Appeal from the Circuit Court of Williamson County. No. 96-D-361 Honorable William H. Wilson, Judge, presiding.
Honorable Gordon E. Maag, J. Honorable Terrence J. Hopkins, J., and Honorable Clyde L. Kuehn, J.,
The opinion of the court was delivered by: Justice Maag
Respondent appeals from a judgment of dissolution entered in the circuit court of Williamson County on February 20, 1998. On appeal, respondent claims that the trial court abused its discretion in failing to award her attorney fees.
The facts pertinent to this appeal are as follows. Petitioner, Michael McGuire, and respondent, Carol Sue McGuire, were married on November 30, 1975, in Salem, Illinois. During the course of the marriage, the parties had one child and adopted another. Neither child was a minor or a dependent at the time the dissolution was commenced.
Petitioner worked as a sales representative for Grocery Supply Company. His monthly gross income was approximately $4,800. At the time of trial, he was 47 years old and was in good health. Respondent was self-employed in her own interior decorating business, A Touch of Class. She has been involved in that business since 1979. Respondent reported gross receipts of $58,635 in 1994, $98,273 in 1995, $58,801 in 1996, and $26,138 through 11 months in 1997. Respondent attributed the recent decline in her business to ongoing health conditions that flared up in the fall of 1996. Respondent, also 47 years old, sustained neck and back injuries as a result of auto accidents in 1986 and 1989. She was diagnosed with an arthritic condition, fibromyalgia, in the late 1980s. She also suffered from anxiety and depression and had been treated on and off for this condition since 1985.
On September 26, 1996, petitioner filed a petition to dissolve the marriage. On October 5, 1996, respondent filed a counterpetition.
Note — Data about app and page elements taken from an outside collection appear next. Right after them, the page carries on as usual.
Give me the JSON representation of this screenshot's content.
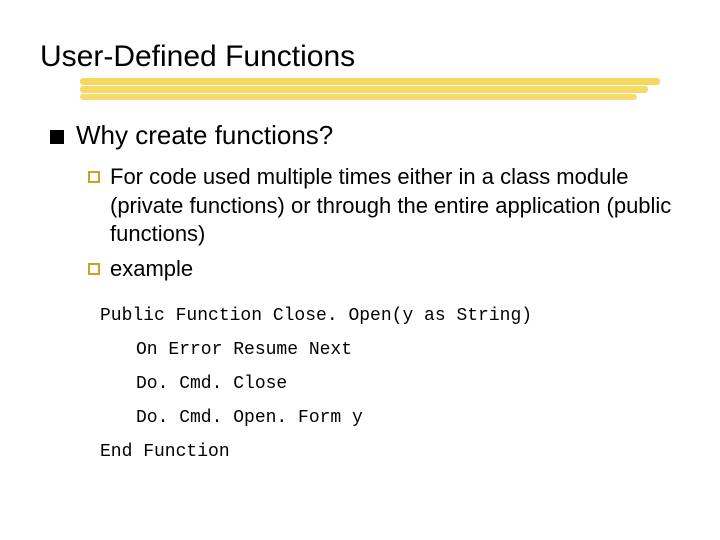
{
  "title": "User-Defined Functions",
  "section": {
    "heading": "Why create functions?",
    "items": [
      "For code used multiple times either in a class module (private functions) or through the entire application (public functions)",
      "example"
    ]
  },
  "code": {
    "lines": [
      "Public Function Close. Open(y as String)",
      "On Error Resume Next",
      "Do. Cmd. Close",
      "Do. Cmd. Open. Form y",
      "End Function"
    ]
  }
}
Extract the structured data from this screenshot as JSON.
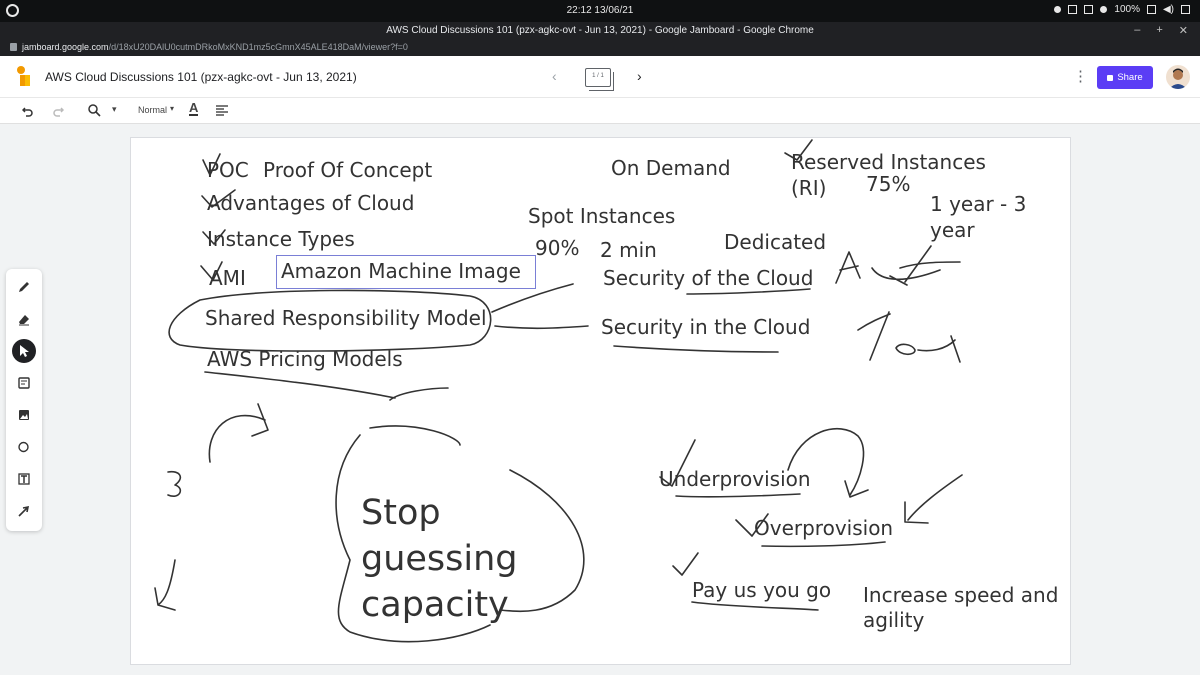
{
  "os": {
    "clock": "22:12  13/06/21",
    "battery": "100%"
  },
  "window": {
    "title": "AWS Cloud Discussions 101 (pzx-agkc-ovt - Jun 13, 2021) - Google Jamboard - Google Chrome"
  },
  "address": {
    "host": "jamboard.google.com",
    "path": "/d/18xU20DAlU0cutmDRkoMxKND1mz5cGmnX45ALE418DaM/viewer?f=0"
  },
  "header": {
    "title": "AWS Cloud Discussions 101 (pzx-agkc-ovt - Jun 13, 2021)",
    "frame_indicator": "1 / 1",
    "share_label": "Share"
  },
  "toolbar": {
    "text_style": "Normal"
  },
  "board": {
    "left_list": [
      "POC",
      "Proof Of Concept",
      "Advantages of Cloud",
      "Instance Types",
      "AMI",
      "Amazon Machine Image",
      "Shared Responsibility Model",
      "AWS Pricing Models"
    ],
    "on_demand": "On Demand",
    "reserved": "Reserved Instances",
    "reserved_abbr": "(RI)",
    "reserved_pct": "75%",
    "term_line1": "1 year - 3",
    "term_line2": "year",
    "spot": "Spot Instances",
    "spot_pct": "90%",
    "spot_notice": "2 min",
    "dedicated": "Dedicated",
    "security_of": "Security of the Cloud",
    "security_in": "Security in the Cloud",
    "stop_line1": "Stop",
    "stop_line2": "guessing",
    "stop_line3": "capacity",
    "underprovision": "Underprovision",
    "overprovision": "Overprovision",
    "pay": "Pay us you go",
    "speed_line1": "Increase speed and",
    "speed_line2": "agility"
  },
  "icons": [
    "os-logo-icon",
    "lock-icon",
    "jamboard-logo-icon",
    "prev-frame-icon",
    "next-frame-icon",
    "more-icon",
    "undo-icon",
    "redo-icon",
    "zoom-icon",
    "text-color-icon",
    "align-icon",
    "pen-icon",
    "eraser-icon",
    "select-icon",
    "sticky-note-icon",
    "image-icon",
    "circle-icon",
    "text-box-icon",
    "laser-icon"
  ]
}
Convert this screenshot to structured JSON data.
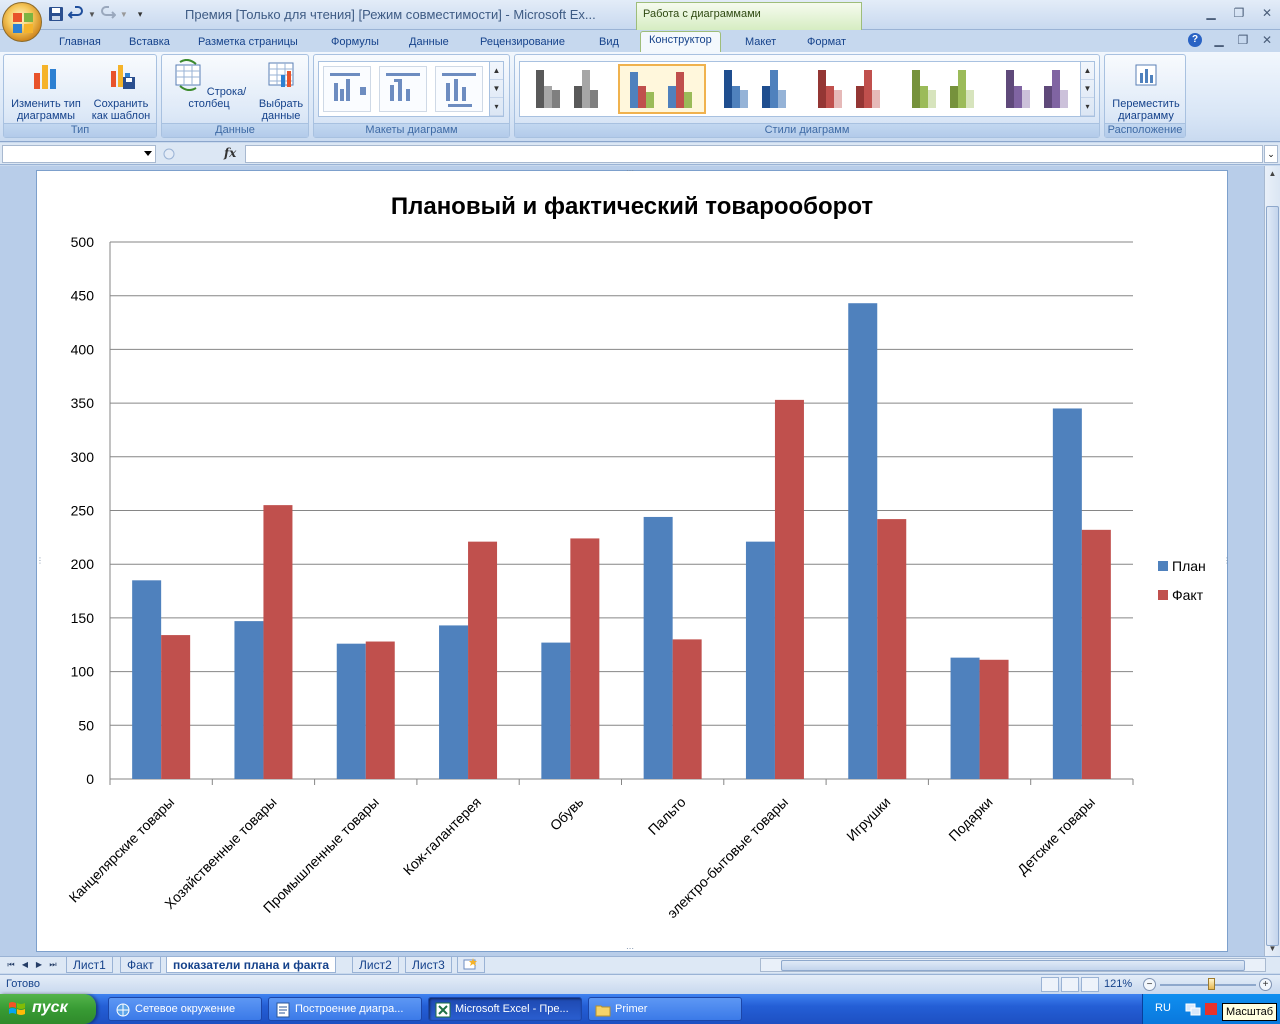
{
  "window": {
    "title": "Премия  [Только для чтения]  [Режим совместимости]  -  Microsoft Ex...",
    "context_tools": "Работа с диаграммами"
  },
  "tabs": [
    "Главная",
    "Вставка",
    "Разметка страницы",
    "Формулы",
    "Данные",
    "Рецензирование",
    "Вид",
    "Конструктор",
    "Макет",
    "Формат"
  ],
  "active_tab": "Конструктор",
  "ribbon": {
    "groups": {
      "type": {
        "label": "Тип",
        "change_type": "Изменить тип диаграммы",
        "save_template": "Сохранить как шаблон"
      },
      "data": {
        "label": "Данные",
        "switch_row_col": "Строка/столбец",
        "select_data": "Выбрать данные"
      },
      "layouts": {
        "label": "Макеты диаграмм"
      },
      "styles": {
        "label": "Стили диаграмм"
      },
      "location": {
        "label": "Расположение",
        "move_chart": "Переместить диаграмму"
      }
    }
  },
  "formula_bar": {
    "name_box": "",
    "fx": "fx",
    "formula": ""
  },
  "chart_data": {
    "type": "bar",
    "title": "Плановый и фактический товарооборот",
    "xlabel": "",
    "ylabel": "",
    "ylim": [
      0,
      500
    ],
    "yticks": [
      0,
      50,
      100,
      150,
      200,
      250,
      300,
      350,
      400,
      450,
      500
    ],
    "grid": true,
    "legend_position": "right",
    "categories": [
      "Канцелярские товары",
      "Хозяйственные товары",
      "Промышленные товары",
      "Кож-галантерея",
      "Обувь",
      "Пальто",
      "электро-бытовые товары",
      "Игрушки",
      "Подарки",
      "Детские товары"
    ],
    "series": [
      {
        "name": "План",
        "color": "#4f81bd",
        "values": [
          185,
          147,
          126,
          143,
          127,
          244,
          221,
          443,
          113,
          345
        ]
      },
      {
        "name": "Факт",
        "color": "#c0504d",
        "values": [
          134,
          255,
          128,
          221,
          224,
          130,
          353,
          242,
          111,
          232
        ]
      }
    ]
  },
  "sheet_tabs": [
    "Лист1",
    "Факт",
    "показатели плана и факта",
    "Лист2",
    "Лист3"
  ],
  "active_sheet": "показатели плана и факта",
  "status": {
    "text": "Готово",
    "zoom": "121%",
    "zoom_level_pct": 121
  },
  "taskbar": {
    "start": "пуск",
    "tasks": [
      "Сетевое окружение",
      "Построение диагра...",
      "Microsoft Excel - Пре...",
      "Primer"
    ],
    "active_task": "Microsoft Excel - Пре...",
    "lang": "RU",
    "tooltip": "Масштаб"
  }
}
The trial was held on December 20, 1997. The judgment of dissolution of marriage was entered on February 20, 1998.
Respondent claims that the trial court abused its discretion in refusing to award her attorney fees pursuant to section 503(j) of the Illinois Marriage and Dissolution of Marriage Act (Act) (750 ILCS 5/503(j) (West 1996)). Specifically, respondent claims that the trial court failed to consider the factors referenced in section 503(j)(2) of the Act (750 ILCS 5/503(j)(2) (West 1996)). Section 503(j) is a new provision that was added when the legislature amended the Act in 1997 (750 ILCS 5/503(j) (West 1996)). Respondent claims that section 503(j) marks a significant departure from the previous method of determining attorney fees in dissolution cases.
Prior to the 1997 amendments, section 508 of the Act governed the award of attorney fees and final fee petitions (i.e., whether attorney fees are reasonable and necessary) in dissolution cases. 750 ILCS 5/508 (West 1992). Under the former provisions of section 508(a), the court, after due notice and hearing, and after considering the financial resources of the parties, could enter an order requiring any party to pay a reasonable amount for his own costs and attorney fees and for the costs and attorney fees necessarily incurred by the opposing party. 750 ILCS 5/508(a) (West 1992).
The legislature decided that petitions for contributions to attorney fees and petitions for approval of final fees should be considered in separate and distinct proceedings. One purpose of this legislation was to reduce the potential for conflicts of interest between attorneys and their clients and for infringement upon the attorney-client privilege in cases where attorney fees became an issue. In 1997, the legislature revised a number of provisions in the Act, including provisions governing attorney fees. See 750 ILCS 5/503(j), 508 (West 1996).
Section 508(a), as amended, states in pertinent part as follows:
"The court from time to time, after due notice and hearing, and after considering the financial resources of the parties, may order any party to pay a reasonable amount for his own or the other party's costs and attorney's fees. *** At the Conclusion of the case, contribution to attorney's fees and costs may be awarded from the opposing party, in accordance with subsection (j) of Section 503. Fees and costs may be awarded to counsel from a former client in accordance with subsection (c) of this Section." 750 ILCS 5/508 (West 1996).
Section 503(j) provides in pertinent part as follows:
"(j) After proofs have closed in the final hearing on all other issues between the parties (or in conjunction with the final hearing, if all parties so stipulate) and before judgment is entered, a party's petition for contribution to fees and costs incurred in the proceeding shall be heard and decided, in accordance with the following provisions:
(1) A petition for contribution, if not filed before the final hearing on other issues between the parties, shall be filed no later than 30 days after the closing of proofs in the final ...